[What you will do] The expected output is the complete data, reproduced exactly.
=== Section Start ===
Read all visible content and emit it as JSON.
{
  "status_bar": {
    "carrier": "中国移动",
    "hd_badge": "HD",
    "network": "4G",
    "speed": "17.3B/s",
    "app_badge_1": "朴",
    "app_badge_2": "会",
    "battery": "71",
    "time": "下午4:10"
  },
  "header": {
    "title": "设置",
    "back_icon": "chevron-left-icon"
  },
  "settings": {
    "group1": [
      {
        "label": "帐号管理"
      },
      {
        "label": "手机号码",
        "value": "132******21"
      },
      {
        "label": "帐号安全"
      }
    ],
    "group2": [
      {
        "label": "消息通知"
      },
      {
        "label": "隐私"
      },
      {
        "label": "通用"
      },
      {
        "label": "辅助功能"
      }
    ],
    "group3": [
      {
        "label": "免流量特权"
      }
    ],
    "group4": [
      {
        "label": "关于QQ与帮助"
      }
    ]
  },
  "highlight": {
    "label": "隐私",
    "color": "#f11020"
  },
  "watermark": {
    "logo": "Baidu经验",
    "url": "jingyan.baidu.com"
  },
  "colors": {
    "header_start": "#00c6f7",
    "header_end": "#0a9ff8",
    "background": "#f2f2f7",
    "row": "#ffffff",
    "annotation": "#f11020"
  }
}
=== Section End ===
[Solution for this exercise]
Read all visible content and emit it as JSON.
{
  "status_bar": {
    "carrier": "中国移动",
    "hd_badge": "HD",
    "network": "4G",
    "speed": "17.3B/s",
    "app_badge_1": "朴",
    "app_badge_2": "会",
    "battery": "71",
    "time": "下午4:10"
  },
  "header": {
    "title": "设置",
    "back_icon": "chevron-left-icon"
  },
  "settings": {
    "group1": [
      {
        "label": "帐号管理"
      },
      {
        "label": "手机号码",
        "value": "132******21"
      },
      {
        "label": "帐号安全"
      }
    ],
    "group2": [
      {
        "label": "消息通知"
      },
      {
        "label": "隐私"
      },
      {
        "label": "通用"
      },
      {
        "label": "辅助功能"
      }
    ],
    "group3": [
      {
        "label": "免流量特权"
      }
    ],
    "group4": [
      {
        "label": "关于QQ与帮助"
      }
    ]
  },
  "highlight": {
    "label": "隐私",
    "color": "#f11020"
  },
  "watermark": {
    "logo": "Baidu经验",
    "url": "jingyan.baidu.com"
  },
  "colors": {
    "header_start": "#00c6f7",
    "header_end": "#0a9ff8",
    "background": "#f2f2f7",
    "row": "#ffffff",
    "annotation": "#f11020"
  }
}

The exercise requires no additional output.